:: Activity ::
For this exercise, reproduce the records exactly as they stand and do not carry any images over.

Records for the exercise: Begin

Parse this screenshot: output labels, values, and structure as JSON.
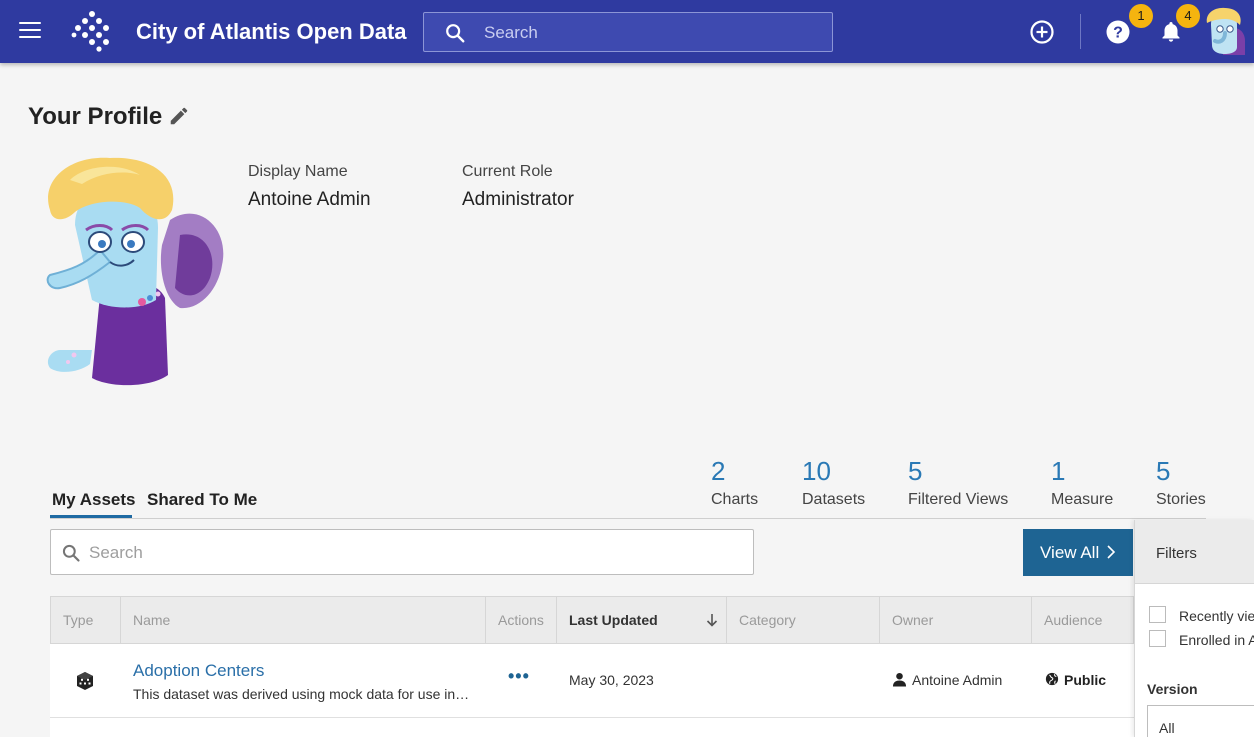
{
  "header": {
    "app_title": "City of Atlantis Open Data",
    "search_placeholder": "Search",
    "help_badge": "1",
    "notifications_badge": "4",
    "icons": [
      "menu-icon",
      "logo-icon",
      "search-icon",
      "add-icon",
      "help-icon",
      "bell-icon",
      "avatar"
    ]
  },
  "profile": {
    "title": "Your Profile",
    "display_name_label": "Display Name",
    "display_name": "Antoine Admin",
    "role_label": "Current Role",
    "role": "Administrator"
  },
  "tabs": [
    {
      "label": "My Assets",
      "active": true
    },
    {
      "label": "Shared To Me",
      "active": false
    }
  ],
  "counts": [
    {
      "value": "2",
      "label": "Charts"
    },
    {
      "value": "10",
      "label": "Datasets"
    },
    {
      "value": "5",
      "label": "Filtered Views"
    },
    {
      "value": "1",
      "label": "Measure"
    },
    {
      "value": "5",
      "label": "Stories"
    }
  ],
  "assets": {
    "search_placeholder": "Search",
    "view_all_label": "View All",
    "columns": [
      "Type",
      "Name",
      "Actions",
      "Last Updated",
      "Category",
      "Owner",
      "Audience"
    ],
    "sorted_column": "Last Updated",
    "rows": [
      {
        "type_icon": "dataset-icon",
        "name": "Adoption Centers",
        "description": "This dataset was derived using mock data for use in…",
        "actions": "•••",
        "last_updated": "May 30, 2023",
        "category": "",
        "owner": "Antoine Admin",
        "audience": "Public"
      }
    ]
  },
  "filters": {
    "title": "Filters",
    "options": [
      "Recently vie",
      "Enrolled in A"
    ],
    "version_label": "Version",
    "version_value": "All"
  },
  "colors": {
    "header_bg": "#2f3aa0",
    "badge": "#f5b40f",
    "accent_blue": "#2a79b5",
    "button_bg": "#1e6493"
  }
}
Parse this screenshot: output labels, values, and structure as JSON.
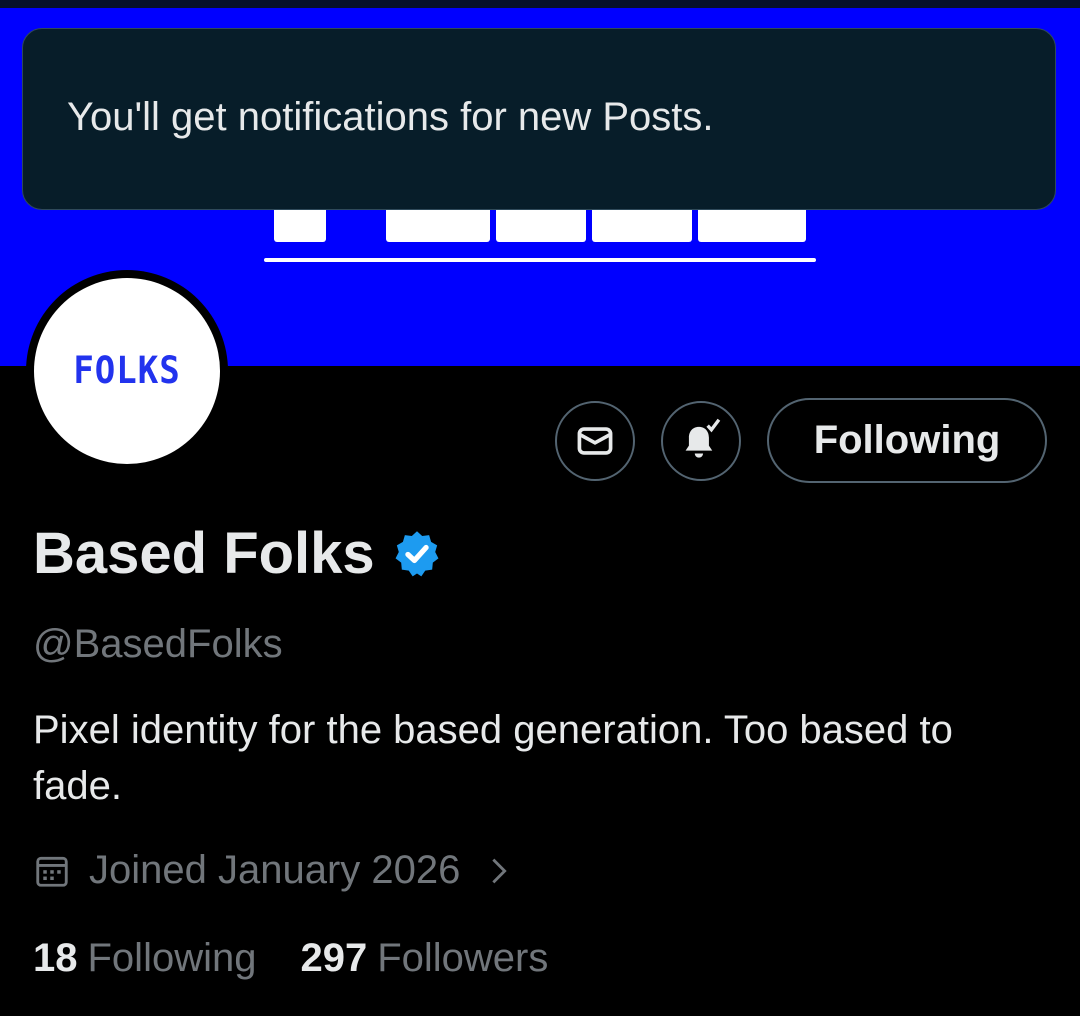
{
  "toast": {
    "message": "You'll get notifications for new Posts."
  },
  "banner": {
    "color": "#0000ff"
  },
  "avatar": {
    "logo_text": "FOLKS"
  },
  "actions": {
    "message_icon": "envelope-icon",
    "notify_icon": "bell-check-icon",
    "follow_label": "Following"
  },
  "profile": {
    "name": "Based Folks",
    "handle": "@BasedFolks",
    "bio": "Pixel identity for the based generation. Too based to fade.",
    "joined": "Joined January 2026"
  },
  "stats": {
    "following_count": "18",
    "following_label": "Following",
    "followers_count": "297",
    "followers_label": "Followers"
  },
  "colors": {
    "verified": "#1d9bf0",
    "muted": "#71767b",
    "border": "#536471"
  }
}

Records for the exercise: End

:: Answer to the exercise ::
Parse this screenshot: output labels, values, and structure as JSON.
{
  "header": {
    "app_title": "City of Atlantis Open Data",
    "search_placeholder": "Search",
    "help_badge": "1",
    "notifications_badge": "4",
    "icons": [
      "menu-icon",
      "logo-icon",
      "search-icon",
      "add-icon",
      "help-icon",
      "bell-icon",
      "avatar"
    ]
  },
  "profile": {
    "title": "Your Profile",
    "display_name_label": "Display Name",
    "display_name": "Antoine Admin",
    "role_label": "Current Role",
    "role": "Administrator"
  },
  "tabs": [
    {
      "label": "My Assets",
      "active": true
    },
    {
      "label": "Shared To Me",
      "active": false
    }
  ],
  "counts": [
    {
      "value": "2",
      "label": "Charts"
    },
    {
      "value": "10",
      "label": "Datasets"
    },
    {
      "value": "5",
      "label": "Filtered Views"
    },
    {
      "value": "1",
      "label": "Measure"
    },
    {
      "value": "5",
      "label": "Stories"
    }
  ],
  "assets": {
    "search_placeholder": "Search",
    "view_all_label": "View All",
    "columns": [
      "Type",
      "Name",
      "Actions",
      "Last Updated",
      "Category",
      "Owner",
      "Audience"
    ],
    "sorted_column": "Last Updated",
    "rows": [
      {
        "type_icon": "dataset-icon",
        "name": "Adoption Centers",
        "description": "This dataset was derived using mock data for use in…",
        "actions": "•••",
        "last_updated": "May 30, 2023",
        "category": "",
        "owner": "Antoine Admin",
        "audience": "Public"
      }
    ]
  },
  "filters": {
    "title": "Filters",
    "options": [
      "Recently vie",
      "Enrolled in A"
    ],
    "version_label": "Version",
    "version_value": "All"
  },
  "colors": {
    "header_bg": "#2f3aa0",
    "badge": "#f5b40f",
    "accent_blue": "#2a79b5",
    "button_bg": "#1e6493"
  }
}
Parse this screenshot: output labels, values, and structure as JSON.
{
  "toast": {
    "message": "You'll get notifications for new Posts."
  },
  "banner": {
    "color": "#0000ff"
  },
  "avatar": {
    "logo_text": "FOLKS"
  },
  "actions": {
    "message_icon": "envelope-icon",
    "notify_icon": "bell-check-icon",
    "follow_label": "Following"
  },
  "profile": {
    "name": "Based Folks",
    "handle": "@BasedFolks",
    "bio": "Pixel identity for the based generation. Too based to fade.",
    "joined": "Joined January 2026"
  },
  "stats": {
    "following_count": "18",
    "following_label": "Following",
    "followers_count": "297",
    "followers_label": "Followers"
  },
  "colors": {
    "verified": "#1d9bf0",
    "muted": "#71767b",
    "border": "#536471"
  }
}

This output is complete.